  • http://en.uncyclopedia.co/wiki/User:Modusoperandi Modusoperandi

    It’s good to see some action being taken to fix that huge problem, as underwater images of that pipeline shows a great deal of deterioration.

    Those cracks and pits are merely indicators of this pipe maximizing shareholder returns by avoiding wasteful maintenance and upkeep. Still, that you know about them shows that they spend too much on inspections. Time to gut that budget and, to be safe, push through a bill preventing the public and their media enablers from so-called “uncovering” these issues in the future.

  • daved

    @1: We don’t need oil from tar sands, and in fact, the Keystone XL pipeline’s cargo was most likely going to be shipped from Canada to the US, refined here, and then exported, as far as I know, thus doing nothing for US energy needs.

    IIRC, there have been attempts to build a pipeline within Canada; these attempts have been resisted by various groups within Canada. They don’t want the infernal stuff shipped across their lands either.

  • D. C. Sessions

    The task force has reviewed documents and heard testimony from pipeline owner Enbridge Energy Inc., state university professors, federal regulators, business groups, environmental groups and other concerned citizens.

    In other words, the game was rigged against the Job Creators and in favor of unbridled sanity?

  • tfkreference

    “oscillating the Koch brothers.”

    If anyone deserves to be oscillated, they do.

    I llove when the autocorrect version is better than the original. (I assume conalgo80 meant “osculating.”)

  • colnago80

    Re tfkreference @ #5

    Yes indeed, I meant osculating, meaning kissing the Koch asses.

  • abear

    OOh that dirty Canadian oil. Much dirtier than Clean American coal and unlike fracking, which poses no risk to the water table and the non polluting deep drilling in the Gulf of Mexico.

  • beergoggles

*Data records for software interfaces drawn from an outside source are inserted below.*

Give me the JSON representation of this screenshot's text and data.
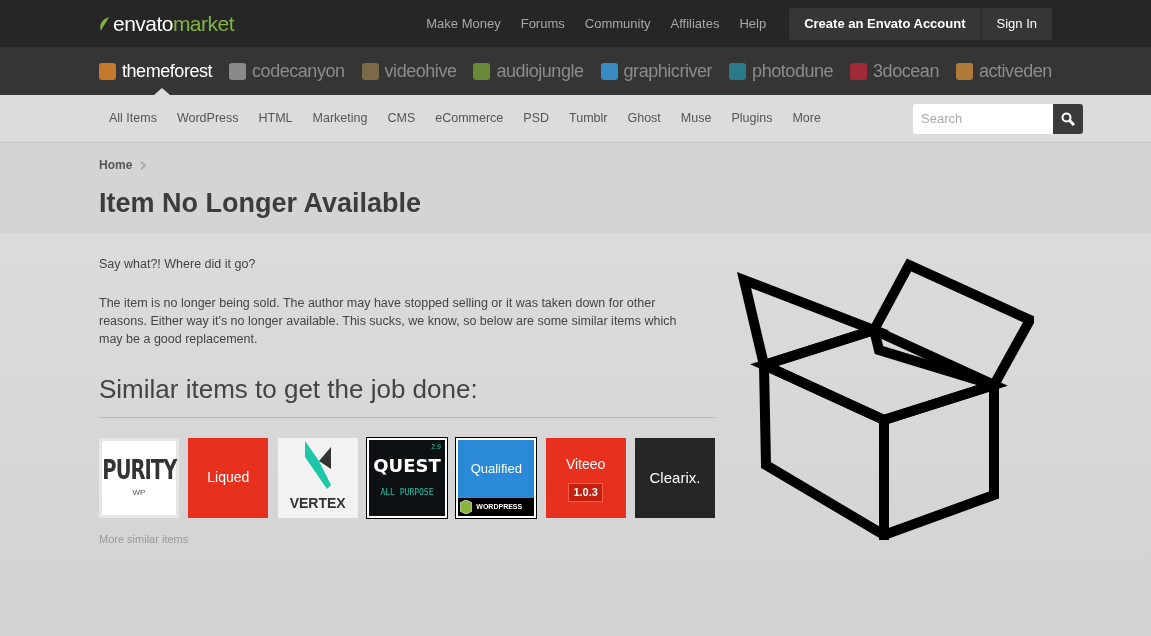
{
  "brand": {
    "name": "envato",
    "suffix": "market"
  },
  "top_links": [
    "Make Money",
    "Forums",
    "Community",
    "Affiliates",
    "Help"
  ],
  "account_buttons": [
    "Create an Envato Account",
    "Sign In"
  ],
  "sites": [
    {
      "label": "themeforest",
      "selected": true,
      "color": "#c47a2c"
    },
    {
      "label": "codecanyon",
      "selected": false,
      "color": "#8a8a8a"
    },
    {
      "label": "videohive",
      "selected": false,
      "color": "#7a6a4a"
    },
    {
      "label": "audiojungle",
      "selected": false,
      "color": "#6a8a3a"
    },
    {
      "label": "graphicriver",
      "selected": false,
      "color": "#3a8ac4"
    },
    {
      "label": "photodune",
      "selected": false,
      "color": "#2a7a8a"
    },
    {
      "label": "3docean",
      "selected": false,
      "color": "#a02a3a"
    },
    {
      "label": "activeden",
      "selected": false,
      "color": "#b07a3a"
    }
  ],
  "categories": [
    "All Items",
    "WordPress",
    "HTML",
    "Marketing",
    "CMS",
    "eCommerce",
    "PSD",
    "Tumblr",
    "Ghost",
    "Muse",
    "Plugins",
    "More"
  ],
  "search": {
    "placeholder": "Search"
  },
  "breadcrumb": [
    "Home"
  ],
  "page_title": "Item No Longer Available",
  "intro": "Say what?! Where did it go?",
  "body": "The item is no longer being sold. The author may have stopped selling or it was taken down for other reasons. Either way it's no longer available. This sucks, we know, so below are some similar items which may be a good replacement.",
  "similar_heading": "Similar items to get the job done:",
  "similar_items": [
    {
      "kind": "purity",
      "title": "PURITY",
      "subtitle": "WP"
    },
    {
      "kind": "red",
      "title": "Liqued"
    },
    {
      "kind": "vertex",
      "title": "VERTEX"
    },
    {
      "kind": "quest",
      "version": "2.9",
      "title": "QUEST",
      "subtitle": "ALL PURPOSE"
    },
    {
      "kind": "qualified",
      "title": "Qualified",
      "footer": "WORDPRESS"
    },
    {
      "kind": "red",
      "title": "Viteeo",
      "badge": "1.0.3"
    },
    {
      "kind": "dark",
      "title": "Clearix."
    }
  ],
  "more_link": "More similar items"
}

    Wouldn’t real reporting entail ferreting out what made your feckless AG do something? Which of his donors would be affected by a tar leak?

  • bmiller

    I think abear does have a point.

    Plus, it is likely that the tar sands goo will continue to flow (especially once supplies tighten up again) and better by pipeline than endless semi truck trailers or rail cars?

    Certainly mandate a new pipeline be built.

  • abear

    As to the argument that the refined product would be exported. Gulf refineries will buy Venezuelan heavy bitumen oil as they have already been doing rather than then Canadian product.

    I would like to see a refined or at least upgraded product going through the pipelines which would less troublesome, also tough and properly implemented rules and inspection.

    That disaster Ed is talking about should never happened, especially to extent that it did. A lot of oil was pumped long after the leak should have been detected. Overall, pipelines are safe and efficient. They are all around most of us and rarely cause big problems.

    As bmiller pointed out the alternative, by truck or rail is the alternative.

  • http://en.uncyclopedia.co/wiki/User:Modusoperandi Modusoperandi

    abear “As bmiller pointed out the alternative, by truck or rail is the alternative.”

    You’re forgetting about my invention, the Oil-A-Pult.

  • birgerjohansson

    Ballistic oil transport?

    I would love to see that, especially when some container goes awry, and the kinetic energy causes the load to self-ignite :-)

    “A lot of oil was pumped long after the leak should have been detected” -the whole oil pipeline thing appears to be administred by Dilbert’s boss. Or the Job Creators’ nephews.

  • lorn

    If the people of Michigan want protection from the pipelines all they need to do is give the Koch brothers a nice vacation home at the waters edge. A sufficiently large and picturesque plot of land with a nice enough home, you might need to make it property tax free, and a couple of phone calls later, the area will be protected.

    Don’t think of it as political blackmail, hostage taking, or a protection racket. Think of it as placating the Gods.

  • caseloweraz

    You’re forgetting about my invention, the Oil-A-Pult.

    Good thing the medieval French never had that. We would have heard, “Go away, silly English kniggots, or we will coat you again!”